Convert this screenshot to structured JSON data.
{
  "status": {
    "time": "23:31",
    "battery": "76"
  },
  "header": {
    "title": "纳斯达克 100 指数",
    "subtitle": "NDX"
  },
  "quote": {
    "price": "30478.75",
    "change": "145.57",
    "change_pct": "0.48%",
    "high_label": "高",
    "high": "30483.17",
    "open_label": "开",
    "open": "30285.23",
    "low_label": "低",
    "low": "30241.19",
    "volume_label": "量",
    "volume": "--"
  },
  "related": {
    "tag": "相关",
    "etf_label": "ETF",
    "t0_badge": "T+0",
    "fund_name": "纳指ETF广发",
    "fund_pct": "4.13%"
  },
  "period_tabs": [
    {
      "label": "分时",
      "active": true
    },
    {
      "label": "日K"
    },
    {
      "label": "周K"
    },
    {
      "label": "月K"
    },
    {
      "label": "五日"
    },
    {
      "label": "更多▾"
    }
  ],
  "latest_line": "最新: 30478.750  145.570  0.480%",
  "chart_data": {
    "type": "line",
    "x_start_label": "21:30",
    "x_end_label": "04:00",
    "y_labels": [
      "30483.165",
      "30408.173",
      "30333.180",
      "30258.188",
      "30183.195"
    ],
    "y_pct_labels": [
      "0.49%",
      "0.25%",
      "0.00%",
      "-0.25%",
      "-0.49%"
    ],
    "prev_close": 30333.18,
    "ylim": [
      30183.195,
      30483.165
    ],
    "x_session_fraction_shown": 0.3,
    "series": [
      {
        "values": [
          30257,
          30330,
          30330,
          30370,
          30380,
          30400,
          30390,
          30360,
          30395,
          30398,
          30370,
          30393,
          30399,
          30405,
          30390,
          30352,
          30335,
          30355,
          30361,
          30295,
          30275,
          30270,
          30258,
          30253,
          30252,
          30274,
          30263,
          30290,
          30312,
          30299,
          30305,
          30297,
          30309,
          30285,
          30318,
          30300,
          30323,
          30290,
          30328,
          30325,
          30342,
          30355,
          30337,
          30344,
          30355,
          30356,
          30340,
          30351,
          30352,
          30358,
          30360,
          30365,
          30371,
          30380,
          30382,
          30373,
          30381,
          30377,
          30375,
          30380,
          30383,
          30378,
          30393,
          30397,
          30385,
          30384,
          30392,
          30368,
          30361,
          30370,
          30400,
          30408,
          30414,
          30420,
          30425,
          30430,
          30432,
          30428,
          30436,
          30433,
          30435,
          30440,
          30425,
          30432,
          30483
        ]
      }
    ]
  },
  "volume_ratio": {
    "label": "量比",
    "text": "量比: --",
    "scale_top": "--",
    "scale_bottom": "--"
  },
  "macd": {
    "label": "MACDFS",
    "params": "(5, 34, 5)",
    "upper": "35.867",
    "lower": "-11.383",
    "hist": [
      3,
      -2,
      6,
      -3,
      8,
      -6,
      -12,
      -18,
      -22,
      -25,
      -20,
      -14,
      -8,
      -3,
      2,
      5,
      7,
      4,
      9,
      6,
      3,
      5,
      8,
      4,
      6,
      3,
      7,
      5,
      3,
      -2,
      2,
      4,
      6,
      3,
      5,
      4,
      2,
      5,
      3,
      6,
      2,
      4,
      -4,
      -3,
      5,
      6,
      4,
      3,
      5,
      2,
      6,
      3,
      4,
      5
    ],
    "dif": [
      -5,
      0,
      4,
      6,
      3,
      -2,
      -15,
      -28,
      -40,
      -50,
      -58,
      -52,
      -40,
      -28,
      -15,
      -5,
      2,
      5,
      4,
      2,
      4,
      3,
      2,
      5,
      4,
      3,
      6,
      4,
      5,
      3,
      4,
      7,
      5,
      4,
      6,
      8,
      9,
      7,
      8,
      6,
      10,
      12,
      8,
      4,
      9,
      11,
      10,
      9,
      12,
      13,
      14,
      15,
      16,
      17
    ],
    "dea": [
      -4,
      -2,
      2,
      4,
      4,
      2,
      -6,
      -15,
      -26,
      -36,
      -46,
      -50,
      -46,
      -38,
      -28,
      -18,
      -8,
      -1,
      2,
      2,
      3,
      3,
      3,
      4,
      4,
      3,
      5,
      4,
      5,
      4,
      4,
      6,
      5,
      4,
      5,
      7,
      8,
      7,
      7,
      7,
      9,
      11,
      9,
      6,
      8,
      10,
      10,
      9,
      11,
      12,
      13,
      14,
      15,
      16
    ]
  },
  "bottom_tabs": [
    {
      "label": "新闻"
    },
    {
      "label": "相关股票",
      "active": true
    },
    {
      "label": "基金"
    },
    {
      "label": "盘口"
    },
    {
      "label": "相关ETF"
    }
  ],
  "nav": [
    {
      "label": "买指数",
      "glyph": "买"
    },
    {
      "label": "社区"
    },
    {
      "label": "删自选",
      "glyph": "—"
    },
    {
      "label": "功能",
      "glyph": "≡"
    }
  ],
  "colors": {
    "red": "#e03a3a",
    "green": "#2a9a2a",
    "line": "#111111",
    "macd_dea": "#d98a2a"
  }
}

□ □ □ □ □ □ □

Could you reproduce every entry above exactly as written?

Convert this screenshot to structured JSON data.
{
  "status": {
    "time": "23:31",
    "battery": "76"
  },
  "header": {
    "title": "纳斯达克 100 指数",
    "subtitle": "NDX"
  },
  "quote": {
    "price": "30478.75",
    "change": "145.57",
    "change_pct": "0.48%",
    "high_label": "高",
    "high": "30483.17",
    "open_label": "开",
    "open": "30285.23",
    "low_label": "低",
    "low": "30241.19",
    "volume_label": "量",
    "volume": "--"
  },
  "related": {
    "tag": "相关",
    "etf_label": "ETF",
    "t0_badge": "T+0",
    "fund_name": "纳指ETF广发",
    "fund_pct": "4.13%"
  },
  "period_tabs": [
    {
      "label": "分时",
      "active": true
    },
    {
      "label": "日K"
    },
    {
      "label": "周K"
    },
    {
      "label": "月K"
    },
    {
      "label": "五日"
    },
    {
      "label": "更多▾"
    }
  ],
  "latest_line": "最新: 30478.750  145.570  0.480%",
  "chart_data": {
    "type": "line",
    "x_start_label": "21:30",
    "x_end_label": "04:00",
    "y_labels": [
      "30483.165",
      "30408.173",
      "30333.180",
      "30258.188",
      "30183.195"
    ],
    "y_pct_labels": [
      "0.49%",
      "0.25%",
      "0.00%",
      "-0.25%",
      "-0.49%"
    ],
    "prev_close": 30333.18,
    "ylim": [
      30183.195,
      30483.165
    ],
    "x_session_fraction_shown": 0.3,
    "series": [
      {
        "values": [
          30257,
          30330,
          30330,
          30370,
          30380,
          30400,
          30390,
          30360,
          30395,
          30398,
          30370,
          30393,
          30399,
          30405,
          30390,
          30352,
          30335,
          30355,
          30361,
          30295,
          30275,
          30270,
          30258,
          30253,
          30252,
          30274,
          30263,
          30290,
          30312,
          30299,
          30305,
          30297,
          30309,
          30285,
          30318,
          30300,
          30323,
          30290,
          30328,
          30325,
          30342,
          30355,
          30337,
          30344,
          30355,
          30356,
          30340,
          30351,
          30352,
          30358,
          30360,
          30365,
          30371,
          30380,
          30382,
          30373,
          30381,
          30377,
          30375,
          30380,
          30383,
          30378,
          30393,
          30397,
          30385,
          30384,
          30392,
          30368,
          30361,
          30370,
          30400,
          30408,
          30414,
          30420,
          30425,
          30430,
          30432,
          30428,
          30436,
          30433,
          30435,
          30440,
          30425,
          30432,
          30483
        ]
      }
    ]
  },
  "volume_ratio": {
    "label": "量比",
    "text": "量比: --",
    "scale_top": "--",
    "scale_bottom": "--"
  },
  "macd": {
    "label": "MACDFS",
    "params": "(5, 34, 5)",
    "upper": "35.867",
    "lower": "-11.383",
    "hist": [
      3,
      -2,
      6,
      -3,
      8,
      -6,
      -12,
      -18,
      -22,
      -25,
      -20,
      -14,
      -8,
      -3,
      2,
      5,
      7,
      4,
      9,
      6,
      3,
      5,
      8,
      4,
      6,
      3,
      7,
      5,
      3,
      -2,
      2,
      4,
      6,
      3,
      5,
      4,
      2,
      5,
      3,
      6,
      2,
      4,
      -4,
      -3,
      5,
      6,
      4,
      3,
      5,
      2,
      6,
      3,
      4,
      5
    ],
    "dif": [
      -5,
      0,
      4,
      6,
      3,
      -2,
      -15,
      -28,
      -40,
      -50,
      -58,
      -52,
      -40,
      -28,
      -15,
      -5,
      2,
      5,
      4,
      2,
      4,
      3,
      2,
      5,
      4,
      3,
      6,
      4,
      5,
      3,
      4,
      7,
      5,
      4,
      6,
      8,
      9,
      7,
      8,
      6,
      10,
      12,
      8,
      4,
      9,
      11,
      10,
      9,
      12,
      13,
      14,
      15,
      16,
      17
    ],
    "dea": [
      -4,
      -2,
      2,
      4,
      4,
      2,
      -6,
      -15,
      -26,
      -36,
      -46,
      -50,
      -46,
      -38,
      -28,
      -18,
      -8,
      -1,
      2,
      2,
      3,
      3,
      3,
      4,
      4,
      3,
      5,
      4,
      5,
      4,
      4,
      6,
      5,
      4,
      5,
      7,
      8,
      7,
      7,
      7,
      9,
      11,
      9,
      6,
      8,
      10,
      10,
      9,
      11,
      12,
      13,
      14,
      15,
      16
    ]
  },
  "bottom_tabs": [
    {
      "label": "新闻"
    },
    {
      "label": "相关股票",
      "active": true
    },
    {
      "label": "基金"
    },
    {
      "label": "盘口"
    },
    {
      "label": "相关ETF"
    }
  ],
  "nav": [
    {
      "label": "买指数",
      "glyph": "买"
    },
    {
      "label": "社区"
    },
    {
      "label": "删自选",
      "glyph": "—"
    },
    {
      "label": "功能",
      "glyph": "≡"
    }
  ],
  "colors": {
    "red": "#e03a3a",
    "green": "#2a9a2a",
    "line": "#111111",
    "macd_dea": "#d98a2a"
  }
}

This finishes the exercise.